Plans have been confirmed for a permanent memorial to Tramlines festival director Sarah Nulty, who died earlier this month aged 36, just weeks before the 10th anniversary event.
A commemorative plaque will be embedded into the wall at the top of Devonshire Green in Sheffield city centre, facing down towards the site where the original main stage of Tramlines was based back in 2009. Nulty will also be posthumously honoured with a Civic Award from Sheffield Mayor Magid Magid.
Tramlines, which took place from July 20-22, saw floods of tributes from artists including Reverend And The Makers, Milburn, Bang Bang Romeo, Universal Tree and headliner Craig David who dedicated the final chorus of I Know You in Nulty's honour.
Timm Cleasby, a founder of the festival and the head of operations, said: “It’s very important that there is a permanent tribute to Sarah in recognition of everything she put into the city. She was a massive fan and supporter of Sheffield’s creativity and independence.
"The positioning of the plaque at Devonshire Green is a poignant and fitting tribute. Sarah’s vibrancy and energy made her seem larger than life and it’s brilliant that she will be remembered for years to come. Hopefully her work will serve to inspire others in the future.”
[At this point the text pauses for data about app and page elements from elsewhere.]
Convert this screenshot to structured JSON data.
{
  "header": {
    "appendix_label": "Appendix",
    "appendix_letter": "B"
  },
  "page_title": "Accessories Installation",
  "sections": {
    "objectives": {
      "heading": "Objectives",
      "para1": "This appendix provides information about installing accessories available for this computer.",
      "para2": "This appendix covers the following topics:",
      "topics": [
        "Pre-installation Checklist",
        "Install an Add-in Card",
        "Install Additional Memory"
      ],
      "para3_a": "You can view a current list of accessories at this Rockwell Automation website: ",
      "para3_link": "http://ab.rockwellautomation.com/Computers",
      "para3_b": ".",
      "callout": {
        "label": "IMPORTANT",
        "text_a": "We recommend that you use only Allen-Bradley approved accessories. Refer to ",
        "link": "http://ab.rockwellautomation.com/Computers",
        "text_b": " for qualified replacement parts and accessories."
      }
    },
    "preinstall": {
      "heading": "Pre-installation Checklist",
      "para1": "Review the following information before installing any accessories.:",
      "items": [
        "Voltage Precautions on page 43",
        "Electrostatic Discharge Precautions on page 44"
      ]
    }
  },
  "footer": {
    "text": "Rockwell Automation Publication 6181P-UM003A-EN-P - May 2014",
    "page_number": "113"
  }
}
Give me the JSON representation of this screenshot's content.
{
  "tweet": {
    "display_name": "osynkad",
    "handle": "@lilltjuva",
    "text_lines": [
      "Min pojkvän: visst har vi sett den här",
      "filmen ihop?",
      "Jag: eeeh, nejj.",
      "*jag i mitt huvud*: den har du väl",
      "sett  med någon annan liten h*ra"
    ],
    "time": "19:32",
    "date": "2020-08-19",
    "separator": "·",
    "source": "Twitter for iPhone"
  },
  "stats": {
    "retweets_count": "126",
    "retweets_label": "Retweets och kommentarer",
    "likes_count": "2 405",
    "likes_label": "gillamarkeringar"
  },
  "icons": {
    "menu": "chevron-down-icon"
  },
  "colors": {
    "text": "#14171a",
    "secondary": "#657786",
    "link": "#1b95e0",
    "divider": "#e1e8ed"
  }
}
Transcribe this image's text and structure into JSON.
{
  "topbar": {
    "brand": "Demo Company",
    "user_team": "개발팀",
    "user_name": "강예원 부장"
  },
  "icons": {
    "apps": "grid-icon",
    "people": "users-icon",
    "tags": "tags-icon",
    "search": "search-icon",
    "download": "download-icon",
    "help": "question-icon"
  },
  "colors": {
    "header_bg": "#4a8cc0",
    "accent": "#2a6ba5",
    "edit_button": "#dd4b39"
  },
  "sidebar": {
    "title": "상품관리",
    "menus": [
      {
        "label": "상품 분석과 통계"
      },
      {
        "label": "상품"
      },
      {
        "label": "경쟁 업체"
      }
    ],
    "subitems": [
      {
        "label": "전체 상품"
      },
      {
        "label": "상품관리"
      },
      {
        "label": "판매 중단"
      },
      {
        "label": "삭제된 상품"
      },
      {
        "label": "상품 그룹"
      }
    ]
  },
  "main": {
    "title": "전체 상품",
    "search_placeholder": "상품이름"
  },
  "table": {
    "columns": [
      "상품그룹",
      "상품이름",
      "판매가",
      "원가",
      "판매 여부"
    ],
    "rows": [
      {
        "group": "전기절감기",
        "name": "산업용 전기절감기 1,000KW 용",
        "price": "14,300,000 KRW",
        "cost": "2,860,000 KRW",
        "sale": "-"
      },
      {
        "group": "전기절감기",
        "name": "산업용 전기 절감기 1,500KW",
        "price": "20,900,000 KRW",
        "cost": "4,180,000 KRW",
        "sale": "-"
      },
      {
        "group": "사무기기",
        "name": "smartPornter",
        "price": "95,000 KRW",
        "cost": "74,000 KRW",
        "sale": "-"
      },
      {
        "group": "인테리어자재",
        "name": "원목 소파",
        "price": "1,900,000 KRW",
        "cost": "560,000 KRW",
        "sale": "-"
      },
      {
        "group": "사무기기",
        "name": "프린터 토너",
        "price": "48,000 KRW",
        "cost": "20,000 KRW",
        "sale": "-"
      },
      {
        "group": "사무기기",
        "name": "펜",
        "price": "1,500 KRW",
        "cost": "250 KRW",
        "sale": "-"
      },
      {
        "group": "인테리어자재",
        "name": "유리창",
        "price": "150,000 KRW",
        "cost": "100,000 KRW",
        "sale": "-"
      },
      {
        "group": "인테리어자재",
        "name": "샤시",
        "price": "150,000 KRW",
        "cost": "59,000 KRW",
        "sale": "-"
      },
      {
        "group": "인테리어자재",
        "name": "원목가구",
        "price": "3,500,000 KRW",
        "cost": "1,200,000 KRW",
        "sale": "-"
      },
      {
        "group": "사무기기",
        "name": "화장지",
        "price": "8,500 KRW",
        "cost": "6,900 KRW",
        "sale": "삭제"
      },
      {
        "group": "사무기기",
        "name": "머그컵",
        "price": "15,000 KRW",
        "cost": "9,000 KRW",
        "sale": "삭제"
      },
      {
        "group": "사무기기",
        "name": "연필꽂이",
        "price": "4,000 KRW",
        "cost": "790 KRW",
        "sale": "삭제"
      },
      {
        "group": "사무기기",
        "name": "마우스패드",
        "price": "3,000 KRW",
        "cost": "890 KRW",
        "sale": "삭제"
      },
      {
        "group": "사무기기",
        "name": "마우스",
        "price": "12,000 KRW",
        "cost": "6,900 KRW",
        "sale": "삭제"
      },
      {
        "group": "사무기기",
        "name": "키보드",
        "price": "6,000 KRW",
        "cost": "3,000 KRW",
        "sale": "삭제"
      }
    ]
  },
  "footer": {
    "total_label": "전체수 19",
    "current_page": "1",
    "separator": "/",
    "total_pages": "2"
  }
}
The 10th edition of Tramlines attracted around 30,000 people to its new site at Sheffield's Hillsborough Park.
Bands, organisers and attendees also honoured Nulty’s passing at the event, wearing ‘BeMoreNulty’ T-shirts. The T-shirts are on sale via the Drop Dead website with all profits (along with proceeds from ‘Nulty’s’ backstage bar) donated to Weston Park Cancer Charity and Cavendish Cancer Care. Charity donations from the guestlist will be split between Weston Park Cancer Charity, Cavendish Cancer Care and Crohn’s & Colitis UK.
A memorial video, presented by Cleasby, was shown on big screens from the main stage on Sunday evening.